Task goal: Pick out every line of the entries below where "Maintenance" occurs, and copy those lines.

⁂

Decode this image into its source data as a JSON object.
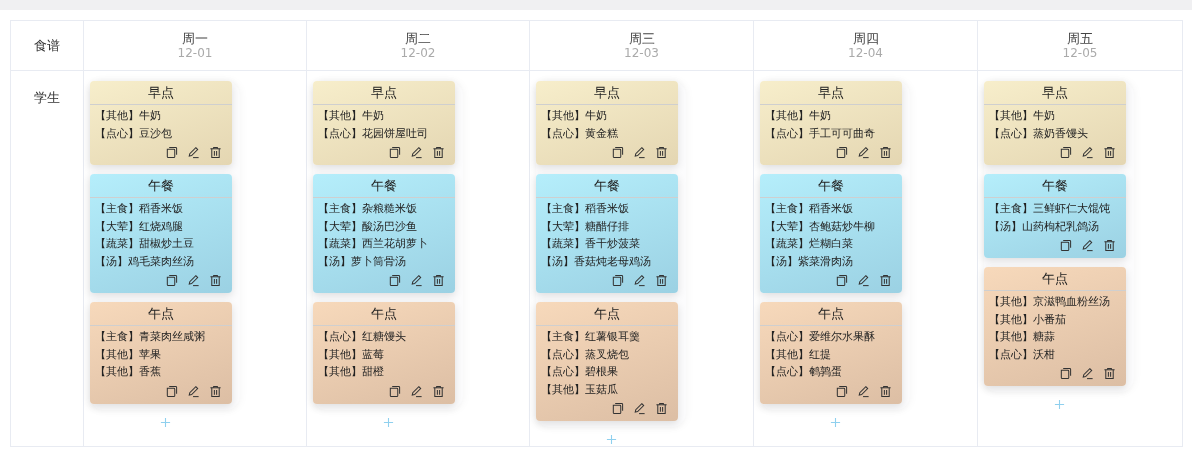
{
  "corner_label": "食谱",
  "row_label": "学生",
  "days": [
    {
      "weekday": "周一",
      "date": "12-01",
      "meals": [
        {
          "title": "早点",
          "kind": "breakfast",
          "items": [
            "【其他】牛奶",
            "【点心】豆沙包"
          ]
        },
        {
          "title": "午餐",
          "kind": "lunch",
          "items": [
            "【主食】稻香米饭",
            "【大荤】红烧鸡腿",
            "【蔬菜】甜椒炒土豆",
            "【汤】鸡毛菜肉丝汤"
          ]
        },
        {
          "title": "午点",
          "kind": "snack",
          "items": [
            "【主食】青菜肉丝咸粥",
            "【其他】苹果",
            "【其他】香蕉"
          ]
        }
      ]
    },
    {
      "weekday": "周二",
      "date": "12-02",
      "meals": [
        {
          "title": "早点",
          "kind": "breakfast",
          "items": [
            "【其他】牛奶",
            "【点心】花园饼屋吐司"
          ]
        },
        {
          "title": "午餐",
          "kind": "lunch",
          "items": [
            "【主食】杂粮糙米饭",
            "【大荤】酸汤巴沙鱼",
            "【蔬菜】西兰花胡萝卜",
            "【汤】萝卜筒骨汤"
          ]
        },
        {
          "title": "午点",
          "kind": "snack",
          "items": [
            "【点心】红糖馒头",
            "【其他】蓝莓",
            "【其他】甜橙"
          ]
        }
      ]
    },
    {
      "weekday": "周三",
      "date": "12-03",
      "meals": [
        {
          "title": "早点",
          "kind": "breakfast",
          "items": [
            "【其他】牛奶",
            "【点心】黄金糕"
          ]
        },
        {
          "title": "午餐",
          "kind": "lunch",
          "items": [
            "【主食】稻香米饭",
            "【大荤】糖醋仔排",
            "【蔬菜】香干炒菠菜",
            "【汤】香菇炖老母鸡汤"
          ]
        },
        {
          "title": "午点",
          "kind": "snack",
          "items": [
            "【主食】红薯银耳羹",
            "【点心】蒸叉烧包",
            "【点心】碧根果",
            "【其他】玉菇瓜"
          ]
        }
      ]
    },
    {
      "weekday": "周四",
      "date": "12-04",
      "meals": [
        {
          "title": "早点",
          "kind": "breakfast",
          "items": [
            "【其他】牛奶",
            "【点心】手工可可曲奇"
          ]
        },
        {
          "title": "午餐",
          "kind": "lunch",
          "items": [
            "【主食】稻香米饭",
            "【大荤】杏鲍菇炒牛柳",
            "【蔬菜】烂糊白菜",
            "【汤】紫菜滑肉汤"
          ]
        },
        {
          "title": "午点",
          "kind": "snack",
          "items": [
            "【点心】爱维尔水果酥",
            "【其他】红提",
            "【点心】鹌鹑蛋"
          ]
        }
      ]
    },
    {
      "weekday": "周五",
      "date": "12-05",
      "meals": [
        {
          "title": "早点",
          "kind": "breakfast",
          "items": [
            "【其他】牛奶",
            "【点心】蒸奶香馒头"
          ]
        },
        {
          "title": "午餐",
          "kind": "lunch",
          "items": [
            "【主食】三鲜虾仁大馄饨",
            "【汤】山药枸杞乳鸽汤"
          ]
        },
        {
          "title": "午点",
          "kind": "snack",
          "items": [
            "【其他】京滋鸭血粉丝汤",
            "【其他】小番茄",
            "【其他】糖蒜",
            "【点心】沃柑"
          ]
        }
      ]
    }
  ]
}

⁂

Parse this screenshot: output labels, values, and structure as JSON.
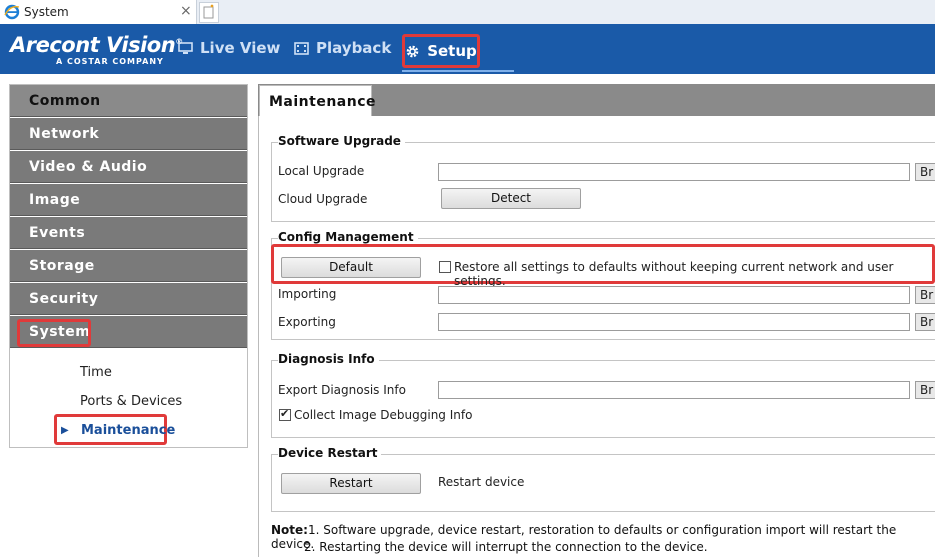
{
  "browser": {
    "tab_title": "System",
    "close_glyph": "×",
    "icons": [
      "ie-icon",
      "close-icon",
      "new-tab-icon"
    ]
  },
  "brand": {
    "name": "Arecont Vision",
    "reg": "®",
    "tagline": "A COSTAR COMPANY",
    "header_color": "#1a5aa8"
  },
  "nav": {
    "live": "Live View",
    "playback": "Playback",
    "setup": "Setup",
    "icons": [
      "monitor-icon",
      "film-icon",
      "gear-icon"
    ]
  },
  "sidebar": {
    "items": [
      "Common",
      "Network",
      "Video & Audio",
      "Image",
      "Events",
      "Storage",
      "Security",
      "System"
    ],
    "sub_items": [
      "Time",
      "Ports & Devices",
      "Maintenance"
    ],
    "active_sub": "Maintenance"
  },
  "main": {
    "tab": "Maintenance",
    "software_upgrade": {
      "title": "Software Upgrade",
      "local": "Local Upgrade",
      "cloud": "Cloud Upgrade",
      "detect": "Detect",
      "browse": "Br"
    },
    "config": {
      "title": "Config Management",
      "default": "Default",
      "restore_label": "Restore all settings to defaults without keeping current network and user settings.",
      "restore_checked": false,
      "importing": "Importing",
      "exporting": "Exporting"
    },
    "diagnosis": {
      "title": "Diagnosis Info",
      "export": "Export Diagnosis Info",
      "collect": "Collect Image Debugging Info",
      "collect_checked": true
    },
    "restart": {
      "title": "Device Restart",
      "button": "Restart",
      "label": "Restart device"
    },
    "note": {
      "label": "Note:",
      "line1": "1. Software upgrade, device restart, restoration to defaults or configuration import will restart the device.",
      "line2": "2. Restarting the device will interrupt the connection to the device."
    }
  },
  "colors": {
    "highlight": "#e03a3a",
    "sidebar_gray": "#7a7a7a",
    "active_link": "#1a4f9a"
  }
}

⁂

Exercise response:
      "Maintenance"
    "active_sub": "Maintenance"
    "tab": "Maintenance",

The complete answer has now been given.